> PROBLEM TO SOLVE: Copy every line that holds the string "Ctrl" from the data below.

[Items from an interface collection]
—————

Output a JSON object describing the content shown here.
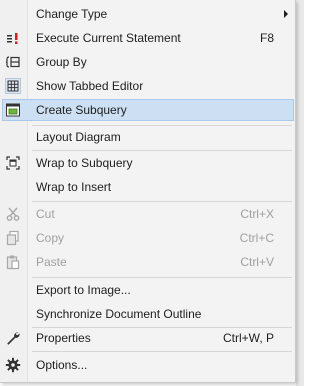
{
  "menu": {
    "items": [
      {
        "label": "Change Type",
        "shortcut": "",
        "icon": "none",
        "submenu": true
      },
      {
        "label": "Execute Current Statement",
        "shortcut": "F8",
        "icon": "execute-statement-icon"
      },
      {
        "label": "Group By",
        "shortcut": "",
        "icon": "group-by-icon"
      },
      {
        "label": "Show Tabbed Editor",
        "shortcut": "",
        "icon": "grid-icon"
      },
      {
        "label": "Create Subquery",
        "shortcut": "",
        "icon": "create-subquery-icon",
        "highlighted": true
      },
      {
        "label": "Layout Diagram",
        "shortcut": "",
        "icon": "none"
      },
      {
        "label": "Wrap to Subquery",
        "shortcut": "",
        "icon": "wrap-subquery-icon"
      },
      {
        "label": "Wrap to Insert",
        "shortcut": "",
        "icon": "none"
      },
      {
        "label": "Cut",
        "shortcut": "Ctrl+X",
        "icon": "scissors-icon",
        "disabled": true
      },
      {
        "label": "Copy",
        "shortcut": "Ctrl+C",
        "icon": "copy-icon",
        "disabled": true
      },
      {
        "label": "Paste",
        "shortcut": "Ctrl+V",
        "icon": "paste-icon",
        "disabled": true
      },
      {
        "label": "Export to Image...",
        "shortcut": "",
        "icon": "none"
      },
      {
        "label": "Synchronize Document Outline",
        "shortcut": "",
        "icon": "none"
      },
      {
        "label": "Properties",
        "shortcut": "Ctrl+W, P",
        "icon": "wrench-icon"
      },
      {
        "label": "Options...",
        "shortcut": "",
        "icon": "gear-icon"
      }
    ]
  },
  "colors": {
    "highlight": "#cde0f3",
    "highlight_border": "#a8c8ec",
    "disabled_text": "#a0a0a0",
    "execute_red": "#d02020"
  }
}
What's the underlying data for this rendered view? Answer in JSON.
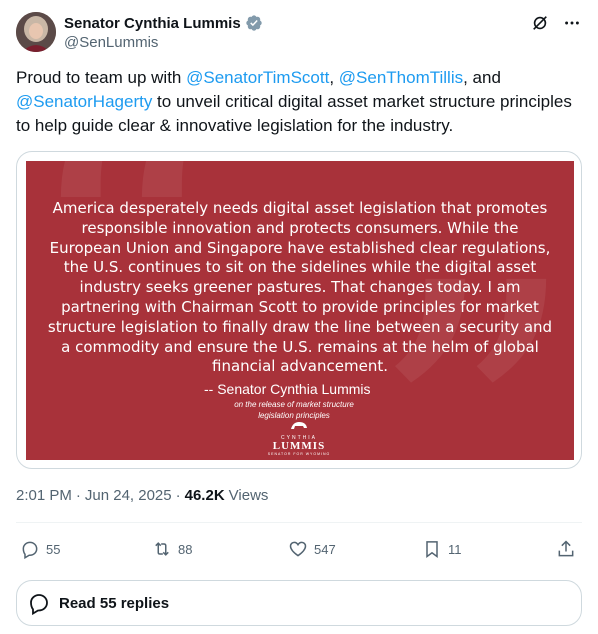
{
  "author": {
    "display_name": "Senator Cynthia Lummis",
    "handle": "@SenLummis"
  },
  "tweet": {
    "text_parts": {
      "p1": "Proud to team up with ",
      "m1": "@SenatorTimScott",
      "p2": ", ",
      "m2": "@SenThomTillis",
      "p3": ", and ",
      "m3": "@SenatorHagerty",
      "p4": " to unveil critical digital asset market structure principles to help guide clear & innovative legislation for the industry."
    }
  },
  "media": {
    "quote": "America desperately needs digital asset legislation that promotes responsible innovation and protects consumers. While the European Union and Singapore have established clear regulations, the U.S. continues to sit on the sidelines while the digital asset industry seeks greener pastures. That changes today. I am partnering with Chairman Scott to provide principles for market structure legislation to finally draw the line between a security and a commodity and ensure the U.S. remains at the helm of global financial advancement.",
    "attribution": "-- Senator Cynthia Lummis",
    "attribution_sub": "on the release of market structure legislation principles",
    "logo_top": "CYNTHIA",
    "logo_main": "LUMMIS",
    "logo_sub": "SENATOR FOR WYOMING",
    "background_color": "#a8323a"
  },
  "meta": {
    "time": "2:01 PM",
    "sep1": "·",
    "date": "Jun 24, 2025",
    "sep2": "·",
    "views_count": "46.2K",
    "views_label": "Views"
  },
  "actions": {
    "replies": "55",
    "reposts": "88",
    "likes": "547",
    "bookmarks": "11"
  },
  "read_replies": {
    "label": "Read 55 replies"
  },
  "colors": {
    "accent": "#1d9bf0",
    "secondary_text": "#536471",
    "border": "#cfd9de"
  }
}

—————

> ANSWER SECTION:
        "shortcut": "Ctrl+X",
        "shortcut": "Ctrl+C",
        "shortcut": "Ctrl+V",
        "shortcut": "Ctrl+W, P",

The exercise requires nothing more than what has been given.